Give back the records in their entirety, exactly.

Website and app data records
= = = = = = =
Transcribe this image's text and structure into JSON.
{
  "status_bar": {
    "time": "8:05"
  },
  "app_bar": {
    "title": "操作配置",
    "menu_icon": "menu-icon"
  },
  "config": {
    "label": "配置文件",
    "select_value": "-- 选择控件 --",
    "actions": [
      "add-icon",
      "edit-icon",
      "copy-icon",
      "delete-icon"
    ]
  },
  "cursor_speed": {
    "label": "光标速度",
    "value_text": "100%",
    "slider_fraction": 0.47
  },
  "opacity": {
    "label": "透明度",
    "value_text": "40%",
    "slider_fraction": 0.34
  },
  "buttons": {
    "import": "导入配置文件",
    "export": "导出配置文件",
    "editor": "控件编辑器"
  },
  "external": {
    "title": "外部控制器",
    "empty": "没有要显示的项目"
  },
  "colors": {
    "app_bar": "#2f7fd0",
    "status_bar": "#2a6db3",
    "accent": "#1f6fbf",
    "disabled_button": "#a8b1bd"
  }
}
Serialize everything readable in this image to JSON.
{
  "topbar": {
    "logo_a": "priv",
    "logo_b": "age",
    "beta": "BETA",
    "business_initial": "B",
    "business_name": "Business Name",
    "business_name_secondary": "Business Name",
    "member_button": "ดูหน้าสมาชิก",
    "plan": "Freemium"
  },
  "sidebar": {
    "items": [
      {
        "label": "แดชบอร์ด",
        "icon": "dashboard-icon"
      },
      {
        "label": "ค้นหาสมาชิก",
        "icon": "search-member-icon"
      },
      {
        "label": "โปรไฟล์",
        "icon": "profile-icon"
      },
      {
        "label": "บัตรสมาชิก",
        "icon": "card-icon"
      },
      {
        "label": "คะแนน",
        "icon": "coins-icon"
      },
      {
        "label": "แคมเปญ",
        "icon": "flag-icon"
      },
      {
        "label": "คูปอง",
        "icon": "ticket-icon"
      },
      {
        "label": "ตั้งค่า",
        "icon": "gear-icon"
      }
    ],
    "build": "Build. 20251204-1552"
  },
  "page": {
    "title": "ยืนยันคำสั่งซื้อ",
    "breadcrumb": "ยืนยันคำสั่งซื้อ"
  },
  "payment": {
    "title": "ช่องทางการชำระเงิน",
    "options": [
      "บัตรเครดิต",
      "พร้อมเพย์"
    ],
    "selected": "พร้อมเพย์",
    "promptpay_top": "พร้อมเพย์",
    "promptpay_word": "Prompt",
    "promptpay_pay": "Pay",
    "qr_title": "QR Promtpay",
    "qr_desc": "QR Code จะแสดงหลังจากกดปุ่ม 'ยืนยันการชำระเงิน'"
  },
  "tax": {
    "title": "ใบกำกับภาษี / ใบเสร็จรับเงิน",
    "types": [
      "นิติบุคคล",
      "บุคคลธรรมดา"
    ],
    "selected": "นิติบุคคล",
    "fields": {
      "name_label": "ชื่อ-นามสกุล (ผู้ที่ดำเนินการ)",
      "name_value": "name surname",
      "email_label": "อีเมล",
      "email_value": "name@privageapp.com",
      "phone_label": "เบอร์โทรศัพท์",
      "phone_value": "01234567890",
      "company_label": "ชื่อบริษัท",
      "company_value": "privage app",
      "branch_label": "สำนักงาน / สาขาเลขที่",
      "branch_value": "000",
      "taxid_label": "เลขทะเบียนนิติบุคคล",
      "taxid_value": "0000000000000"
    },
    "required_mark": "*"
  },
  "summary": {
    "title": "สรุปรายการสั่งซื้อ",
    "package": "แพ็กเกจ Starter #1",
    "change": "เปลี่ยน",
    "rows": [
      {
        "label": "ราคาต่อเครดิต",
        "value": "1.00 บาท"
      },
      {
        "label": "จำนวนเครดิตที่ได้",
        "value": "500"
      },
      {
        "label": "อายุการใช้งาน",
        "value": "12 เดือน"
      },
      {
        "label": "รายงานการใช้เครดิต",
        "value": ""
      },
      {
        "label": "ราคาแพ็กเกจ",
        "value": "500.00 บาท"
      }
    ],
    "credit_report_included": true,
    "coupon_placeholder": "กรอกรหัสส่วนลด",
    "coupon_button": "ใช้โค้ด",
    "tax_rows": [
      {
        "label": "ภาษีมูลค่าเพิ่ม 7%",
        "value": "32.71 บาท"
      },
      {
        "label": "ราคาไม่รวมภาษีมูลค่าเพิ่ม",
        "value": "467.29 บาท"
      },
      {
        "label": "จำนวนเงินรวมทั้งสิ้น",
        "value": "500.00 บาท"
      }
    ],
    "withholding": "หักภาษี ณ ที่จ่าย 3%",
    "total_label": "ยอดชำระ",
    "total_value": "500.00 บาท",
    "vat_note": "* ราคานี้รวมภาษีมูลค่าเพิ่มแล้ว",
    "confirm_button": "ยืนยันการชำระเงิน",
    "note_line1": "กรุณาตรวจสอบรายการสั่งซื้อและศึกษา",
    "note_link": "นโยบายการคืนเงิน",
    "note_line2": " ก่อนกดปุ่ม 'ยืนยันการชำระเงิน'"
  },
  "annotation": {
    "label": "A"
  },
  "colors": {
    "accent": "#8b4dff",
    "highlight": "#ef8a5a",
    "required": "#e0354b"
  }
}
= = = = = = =
■ **Answer box**:
Transcribe this image's text and structure into JSON.
{
  "status_bar": {
    "time": "8:05"
  },
  "app_bar": {
    "title": "操作配置",
    "menu_icon": "menu-icon"
  },
  "config": {
    "label": "配置文件",
    "select_value": "-- 选择控件 --",
    "actions": [
      "add-icon",
      "edit-icon",
      "copy-icon",
      "delete-icon"
    ]
  },
  "cursor_speed": {
    "label": "光标速度",
    "value_text": "100%",
    "slider_fraction": 0.47
  },
  "opacity": {
    "label": "透明度",
    "value_text": "40%",
    "slider_fraction": 0.34
  },
  "buttons": {
    "import": "导入配置文件",
    "export": "导出配置文件",
    "editor": "控件编辑器"
  },
  "external": {
    "title": "外部控制器",
    "empty": "没有要显示的项目"
  },
  "colors": {
    "app_bar": "#2f7fd0",
    "status_bar": "#2a6db3",
    "accent": "#1f6fbf",
    "disabled_button": "#a8b1bd"
  }
}
Serialize everything readable in this image to JSON.
{
  "topbar": {
    "logo_a": "priv",
    "logo_b": "age",
    "beta": "BETA",
    "business_initial": "B",
    "business_name": "Business Name",
    "business_name_secondary": "Business Name",
    "member_button": "ดูหน้าสมาชิก",
    "plan": "Freemium"
  },
  "sidebar": {
    "items": [
      {
        "label": "แดชบอร์ด",
        "icon": "dashboard-icon"
      },
      {
        "label": "ค้นหาสมาชิก",
        "icon": "search-member-icon"
      },
      {
        "label": "โปรไฟล์",
        "icon": "profile-icon"
      },
      {
        "label": "บัตรสมาชิก",
        "icon": "card-icon"
      },
      {
        "label": "คะแนน",
        "icon": "coins-icon"
      },
      {
        "label": "แคมเปญ",
        "icon": "flag-icon"
      },
      {
        "label": "คูปอง",
        "icon": "ticket-icon"
      },
      {
        "label": "ตั้งค่า",
        "icon": "gear-icon"
      }
    ],
    "build": "Build. 20251204-1552"
  },
  "page": {
    "title": "ยืนยันคำสั่งซื้อ",
    "breadcrumb": "ยืนยันคำสั่งซื้อ"
  },
  "payment": {
    "title": "ช่องทางการชำระเงิน",
    "options": [
      "บัตรเครดิต",
      "พร้อมเพย์"
    ],
    "selected": "พร้อมเพย์",
    "promptpay_top": "พร้อมเพย์",
    "promptpay_word": "Prompt",
    "promptpay_pay": "Pay",
    "qr_title": "QR Promtpay",
    "qr_desc": "QR Code จะแสดงหลังจากกดปุ่ม 'ยืนยันการชำระเงิน'"
  },
  "tax": {
    "title": "ใบกำกับภาษี / ใบเสร็จรับเงิน",
    "types": [
      "นิติบุคคล",
      "บุคคลธรรมดา"
    ],
    "selected": "นิติบุคคล",
    "fields": {
      "name_label": "ชื่อ-นามสกุล (ผู้ที่ดำเนินการ)",
      "name_value": "name surname",
      "email_label": "อีเมล",
      "email_value": "name@privageapp.com",
      "phone_label": "เบอร์โทรศัพท์",
      "phone_value": "01234567890",
      "company_label": "ชื่อบริษัท",
      "company_value": "privage app",
      "branch_label": "สำนักงาน / สาขาเลขที่",
      "branch_value": "000",
      "taxid_label": "เลขทะเบียนนิติบุคคล",
      "taxid_value": "0000000000000"
    },
    "required_mark": "*"
  },
  "summary": {
    "title": "สรุปรายการสั่งซื้อ",
    "package": "แพ็กเกจ Starter #1",
    "change": "เปลี่ยน",
    "rows": [
      {
        "label": "ราคาต่อเครดิต",
        "value": "1.00 บาท"
      },
      {
        "label": "จำนวนเครดิตที่ได้",
        "value": "500"
      },
      {
        "label": "อายุการใช้งาน",
        "value": "12 เดือน"
      },
      {
        "label": "รายงานการใช้เครดิต",
        "value": ""
      },
      {
        "label": "ราคาแพ็กเกจ",
        "value": "500.00 บาท"
      }
    ],
    "credit_report_included": true,
    "coupon_placeholder": "กรอกรหัสส่วนลด",
    "coupon_button": "ใช้โค้ด",
    "tax_rows": [
      {
        "label": "ภาษีมูลค่าเพิ่ม 7%",
        "value": "32.71 บาท"
      },
      {
        "label": "ราคาไม่รวมภาษีมูลค่าเพิ่ม",
        "value": "467.29 บาท"
      },
      {
        "label": "จำนวนเงินรวมทั้งสิ้น",
        "value": "500.00 บาท"
      }
    ],
    "withholding": "หักภาษี ณ ที่จ่าย 3%",
    "total_label": "ยอดชำระ",
    "total_value": "500.00 บาท",
    "vat_note": "* ราคานี้รวมภาษีมูลค่าเพิ่มแล้ว",
    "confirm_button": "ยืนยันการชำระเงิน",
    "note_line1": "กรุณาตรวจสอบรายการสั่งซื้อและศึกษา",
    "note_link": "นโยบายการคืนเงิน",
    "note_line2": " ก่อนกดปุ่ม 'ยืนยันการชำระเงิน'"
  },
  "annotation": {
    "label": "A"
  },
  "colors": {
    "accent": "#8b4dff",
    "highlight": "#ef8a5a",
    "required": "#e0354b"
  }
}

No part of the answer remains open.